• [Data for review]:

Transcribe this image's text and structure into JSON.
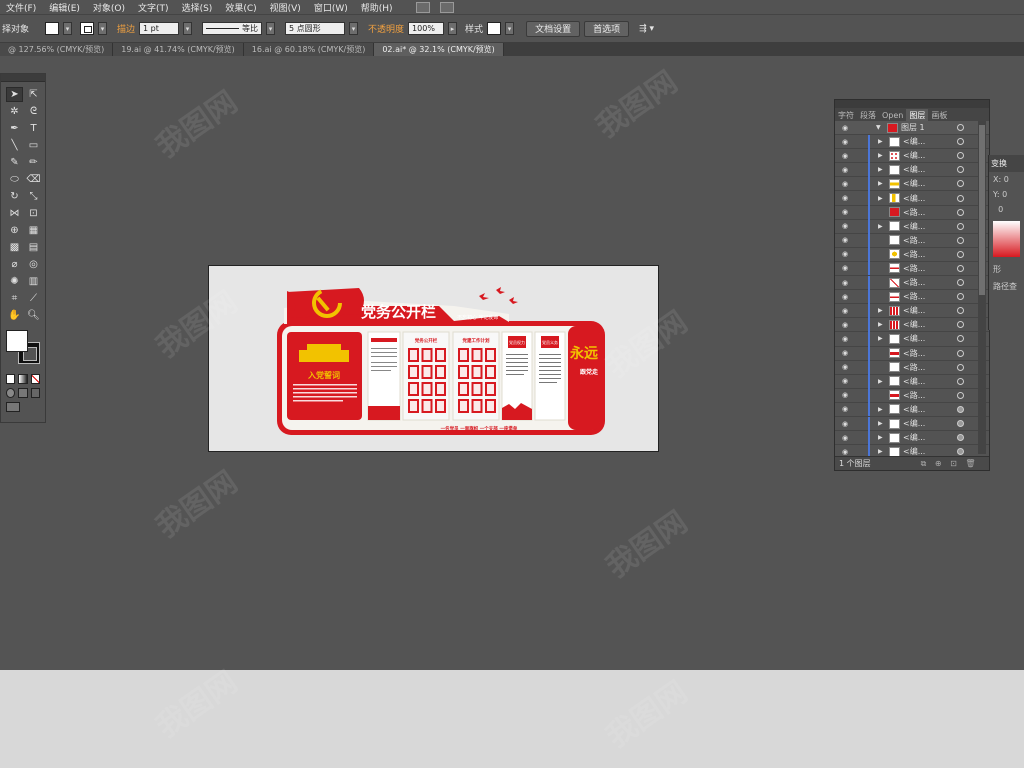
{
  "menubar": {
    "items": [
      "文件(F)",
      "编辑(E)",
      "对象(O)",
      "文字(T)",
      "选择(S)",
      "效果(C)",
      "视图(V)",
      "窗口(W)",
      "帮助(H)"
    ]
  },
  "controlbar": {
    "selection_label": "择对象",
    "stroke_label": "描边",
    "stroke_weight": "1 pt",
    "stroke_profile": "等比",
    "brush": "5 点圆形",
    "opacity_label": "不透明度",
    "opacity_value": "100%",
    "style_label": "样式",
    "doc_setup_button": "文档设置",
    "preferences_button": "首选项"
  },
  "tabs": [
    {
      "label": "@ 127.56% (CMYK/预览)",
      "active": false
    },
    {
      "label": "19.ai @ 41.74% (CMYK/预览)",
      "active": false
    },
    {
      "label": "16.ai @ 60.18% (CMYK/预览)",
      "active": false
    },
    {
      "label": "02.ai* @ 32.1% (CMYK/预览)",
      "active": true
    }
  ],
  "artboard": {
    "title": "党务公开栏",
    "slogan_top": "不忘初心 牢记使命",
    "oath_title": "入党誓词",
    "panel1_header": "党务公开栏",
    "panel2_header": "党建工作计划",
    "panel3_header": "党员权力",
    "panel4_header": "党员义务",
    "vertical_text": "永远",
    "vertical_sub": "跟党走",
    "footer_text": "一名党员 一面旗帜 一个支部 一座堡垒"
  },
  "layers_panel": {
    "tabs": [
      "字符",
      "段落",
      "Open",
      "图层",
      "画板"
    ],
    "active_tab": "图层",
    "top_layer": "图层 1",
    "rows": [
      {
        "name": "<编...",
        "expand": true,
        "thumb": "white",
        "target": "empty"
      },
      {
        "name": "<编...",
        "expand": true,
        "thumb": "red-dots",
        "target": "empty"
      },
      {
        "name": "<编...",
        "expand": true,
        "thumb": "white",
        "target": "empty"
      },
      {
        "name": "<编...",
        "expand": true,
        "thumb": "yellow",
        "target": "empty"
      },
      {
        "name": "<编...",
        "expand": true,
        "thumb": "yellow-small",
        "target": "empty"
      },
      {
        "name": "<路...",
        "expand": false,
        "thumb": "red",
        "target": "empty"
      },
      {
        "name": "<编...",
        "expand": true,
        "thumb": "white",
        "target": "empty"
      },
      {
        "name": "<路...",
        "expand": false,
        "thumb": "white",
        "target": "empty"
      },
      {
        "name": "<路...",
        "expand": false,
        "thumb": "yellow-emblem",
        "target": "empty"
      },
      {
        "name": "<路...",
        "expand": false,
        "thumb": "red-line",
        "target": "empty"
      },
      {
        "name": "<路...",
        "expand": false,
        "thumb": "red-diag",
        "target": "empty"
      },
      {
        "name": "<路...",
        "expand": false,
        "thumb": "red-line",
        "target": "empty"
      },
      {
        "name": "<编...",
        "expand": true,
        "thumb": "red-grid",
        "target": "empty"
      },
      {
        "name": "<编...",
        "expand": true,
        "thumb": "red-grid",
        "target": "empty"
      },
      {
        "name": "<编...",
        "expand": true,
        "thumb": "white",
        "target": "empty"
      },
      {
        "name": "<路...",
        "expand": false,
        "thumb": "red-band",
        "target": "empty"
      },
      {
        "name": "<路...",
        "expand": false,
        "thumb": "white",
        "target": "empty"
      },
      {
        "name": "<编...",
        "expand": true,
        "thumb": "white",
        "target": "empty"
      },
      {
        "name": "<路...",
        "expand": false,
        "thumb": "red-band",
        "target": "empty"
      },
      {
        "name": "<编...",
        "expand": true,
        "thumb": "white",
        "target": "filled"
      },
      {
        "name": "<编...",
        "expand": true,
        "thumb": "white",
        "target": "filled"
      },
      {
        "name": "<编...",
        "expand": true,
        "thumb": "white",
        "target": "filled"
      },
      {
        "name": "<编...",
        "expand": true,
        "thumb": "white",
        "target": "filled"
      }
    ],
    "footer": "1 个图层"
  },
  "side_panel": {
    "tab": "变换",
    "label_shape": "形",
    "label_path": "路径查"
  },
  "watermark": "我图网",
  "colors": {
    "party_red": "#d71920",
    "gold": "#f2c200",
    "canvas": "#545454",
    "panel": "#535353"
  }
}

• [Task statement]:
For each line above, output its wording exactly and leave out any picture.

• [The answer]:
Transcribe this image's text and structure into JSON.
{
  "menubar": {
    "items": [
      "文件(F)",
      "编辑(E)",
      "对象(O)",
      "文字(T)",
      "选择(S)",
      "效果(C)",
      "视图(V)",
      "窗口(W)",
      "帮助(H)"
    ]
  },
  "controlbar": {
    "selection_label": "择对象",
    "stroke_label": "描边",
    "stroke_weight": "1 pt",
    "stroke_profile": "等比",
    "brush": "5 点圆形",
    "opacity_label": "不透明度",
    "opacity_value": "100%",
    "style_label": "样式",
    "doc_setup_button": "文档设置",
    "preferences_button": "首选项"
  },
  "tabs": [
    {
      "label": "@ 127.56% (CMYK/预览)",
      "active": false
    },
    {
      "label": "19.ai @ 41.74% (CMYK/预览)",
      "active": false
    },
    {
      "label": "16.ai @ 60.18% (CMYK/预览)",
      "active": false
    },
    {
      "label": "02.ai* @ 32.1% (CMYK/预览)",
      "active": true
    }
  ],
  "artboard": {
    "title": "党务公开栏",
    "slogan_top": "不忘初心 牢记使命",
    "oath_title": "入党誓词",
    "panel1_header": "党务公开栏",
    "panel2_header": "党建工作计划",
    "panel3_header": "党员权力",
    "panel4_header": "党员义务",
    "vertical_text": "永远",
    "vertical_sub": "跟党走",
    "footer_text": "一名党员 一面旗帜 一个支部 一座堡垒"
  },
  "layers_panel": {
    "tabs": [
      "字符",
      "段落",
      "Open",
      "图层",
      "画板"
    ],
    "active_tab": "图层",
    "top_layer": "图层 1",
    "rows": [
      {
        "name": "<编...",
        "expand": true,
        "thumb": "white",
        "target": "empty"
      },
      {
        "name": "<编...",
        "expand": true,
        "thumb": "red-dots",
        "target": "empty"
      },
      {
        "name": "<编...",
        "expand": true,
        "thumb": "white",
        "target": "empty"
      },
      {
        "name": "<编...",
        "expand": true,
        "thumb": "yellow",
        "target": "empty"
      },
      {
        "name": "<编...",
        "expand": true,
        "thumb": "yellow-small",
        "target": "empty"
      },
      {
        "name": "<路...",
        "expand": false,
        "thumb": "red",
        "target": "empty"
      },
      {
        "name": "<编...",
        "expand": true,
        "thumb": "white",
        "target": "empty"
      },
      {
        "name": "<路...",
        "expand": false,
        "thumb": "white",
        "target": "empty"
      },
      {
        "name": "<路...",
        "expand": false,
        "thumb": "yellow-emblem",
        "target": "empty"
      },
      {
        "name": "<路...",
        "expand": false,
        "thumb": "red-line",
        "target": "empty"
      },
      {
        "name": "<路...",
        "expand": false,
        "thumb": "red-diag",
        "target": "empty"
      },
      {
        "name": "<路...",
        "expand": false,
        "thumb": "red-line",
        "target": "empty"
      },
      {
        "name": "<编...",
        "expand": true,
        "thumb": "red-grid",
        "target": "empty"
      },
      {
        "name": "<编...",
        "expand": true,
        "thumb": "red-grid",
        "target": "empty"
      },
      {
        "name": "<编...",
        "expand": true,
        "thumb": "white",
        "target": "empty"
      },
      {
        "name": "<路...",
        "expand": false,
        "thumb": "red-band",
        "target": "empty"
      },
      {
        "name": "<路...",
        "expand": false,
        "thumb": "white",
        "target": "empty"
      },
      {
        "name": "<编...",
        "expand": true,
        "thumb": "white",
        "target": "empty"
      },
      {
        "name": "<路...",
        "expand": false,
        "thumb": "red-band",
        "target": "empty"
      },
      {
        "name": "<编...",
        "expand": true,
        "thumb": "white",
        "target": "filled"
      },
      {
        "name": "<编...",
        "expand": true,
        "thumb": "white",
        "target": "filled"
      },
      {
        "name": "<编...",
        "expand": true,
        "thumb": "white",
        "target": "filled"
      },
      {
        "name": "<编...",
        "expand": true,
        "thumb": "white",
        "target": "filled"
      }
    ],
    "footer": "1 个图层"
  },
  "side_panel": {
    "tab": "变换",
    "label_shape": "形",
    "label_path": "路径查"
  },
  "watermark": "我图网",
  "colors": {
    "party_red": "#d71920",
    "gold": "#f2c200",
    "canvas": "#545454",
    "panel": "#535353"
  }
}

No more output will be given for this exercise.